World Water Day
John 4:14 – but whoever drinks the water I give them will never thirst. Indeed, the water I give them will become in them a spring of water welling up to eternal life.”
Over 1 billion people lack access to clean, safe affordable drinking water.
– By 2025 two-thirds of the world’s population is predicted to lack access to water.
– The World Bank has predicted that the wars of tomorrow will be fought over water.
– The problem is exacerbated by global warming which is spreading droughts.

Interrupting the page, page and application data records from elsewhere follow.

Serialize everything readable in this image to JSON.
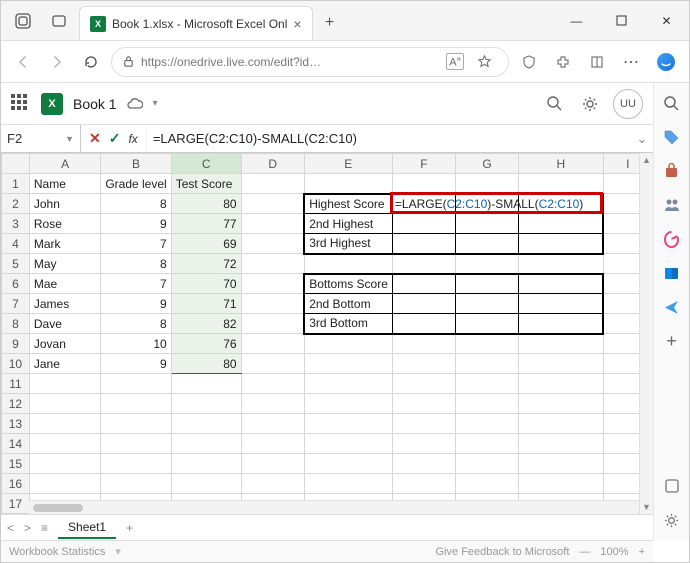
{
  "window": {
    "tab_title": "Book 1.xlsx - Microsoft Excel Onl",
    "min": "—",
    "max": "▢",
    "close": "✕"
  },
  "browser": {
    "url": "https://onedrive.live.com/edit?id…"
  },
  "excel_header": {
    "doc_name": "Book 1",
    "user_initials": "UU"
  },
  "formula_bar": {
    "cell_ref": "F2",
    "formula_plain": "=LARGE(C2:C10)-SMALL(C2:C10)",
    "formula_prefix1": "=LARGE(",
    "formula_ref1": "C2:C10",
    "formula_mid": ")-SMALL(",
    "formula_ref2": "C2:C10",
    "formula_suffix": ")"
  },
  "columns": [
    "A",
    "B",
    "C",
    "D",
    "E",
    "F",
    "G",
    "H",
    "I"
  ],
  "row_headers": [
    "1",
    "2",
    "3",
    "4",
    "5",
    "6",
    "7",
    "8",
    "9",
    "10",
    "11",
    "12",
    "13",
    "14",
    "15",
    "16",
    "17"
  ],
  "sheet": {
    "headers": {
      "A": "Name",
      "B": "Grade level",
      "C": "Test Score"
    },
    "rows": [
      {
        "name": "John",
        "grade": "8",
        "score": "80"
      },
      {
        "name": "Rose",
        "grade": "9",
        "score": "77"
      },
      {
        "name": "Mark",
        "grade": "7",
        "score": "69"
      },
      {
        "name": "May",
        "grade": "8",
        "score": "72"
      },
      {
        "name": "Mae",
        "grade": "7",
        "score": "70"
      },
      {
        "name": "James",
        "grade": "9",
        "score": "71"
      },
      {
        "name": "Dave",
        "grade": "8",
        "score": "82"
      },
      {
        "name": "Jovan",
        "grade": "10",
        "score": "76"
      },
      {
        "name": "Jane",
        "grade": "9",
        "score": "80"
      }
    ],
    "labels": {
      "E2": "Highest Score",
      "E3": "2nd Highest",
      "E4": "3rd Highest",
      "E6": "Bottoms Score",
      "E7": "2nd Bottom",
      "E8": "3rd Bottom"
    },
    "active_formula_display": "=LARGE(C2:C10)-SMALL(C2:C10)"
  },
  "sheet_tabs": {
    "active": "Sheet1"
  },
  "status": {
    "workbook_stats": "Workbook Statistics",
    "feedback": "Give Feedback to Microsoft",
    "zoom": "100%"
  }
}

Today is World Water day and we share a reflection from the Ecumenical Water Network of the WCC, by Rommel Linatoc, executive secretary of the National Council of Churches in the Philippines. In the Philippine context, the mainline Protestant churches, the Roman Catholics, independents, evangelicals and the Pentecostals were worshiping together during the Week of Prayer for Christian Unity. In order to contextualize the celebration, the pressing issues of the people were incorporated into the liturgy. One of the major concerns was “Water and Justice”. In the liturgical service, the water was symbolized as a source of life and a basic right. It is an essential element for the fullness of life
(John 10:10). In the litany of prayers, the issue of water was depicted in the local and global context. Today, there are still many countries that are fighting over territories, and the bodies of water are being divided over and over again. Ironically, in this age of post-colonialism, the call for peace is still an agenda of many of those countries. The idealism of peace and justice has lost its meaning due to the negative impact of structural adjustment programmes which are responsible for turning water into a commodity rather than a basic necessity to survive. Our biblical discourses will not make any sense if we are not able to discern the relationship of the water issue to other social issues.
In some practical aspects of church celebrations, the faithful communities are content to encapsulate the concerns of water into the form of a litany of prayers, when it comes to solemnizing a baptism or in celebrating the holy “blessings of water” during a theophany in some Christian traditions, while the rest of the liturgy focuses on the romanticized concepts of spirituality. The members of the church are experiencing this celebration of water in the liturgy in our Sunday services. This is like attending a worship service for one hour & thirty minutes and forgetting the realities of the world. Meanwhile, the other 166.5 hours of our lives per week is devoted to being a part of what the highly commoditized and commercialized world wants.
Being followers of Christ, let us embrace the biblical affirmations and journey with God’s Word and engage ourselves in the holistic and transformative act. Let us reflect upon ways in which the holistic approach of understanding the Bible can lead worshippers to discern more deeply the church’s missions and acts of compassion. Let us explore possibilities of how the liturgical celebrations can be a continuing pilgrimage in understanding the context of water issues with a just-peace perspective!
Epilogue: Water never stops, and it is always in search of a space to occupy the available spaces or create new spaces to fill! Likewise, let the water advocates among believers try to combine the biblical affirmations with our social actions. When we worship God, let us give thanks to God for the abundant blessings God has given to us in the form of this beautiful creation of nature, particularly water. Let us bring in the elements of nature like the water in our worship resources to reiterate its spiritual significance and draw
Read more: Seven weeks for water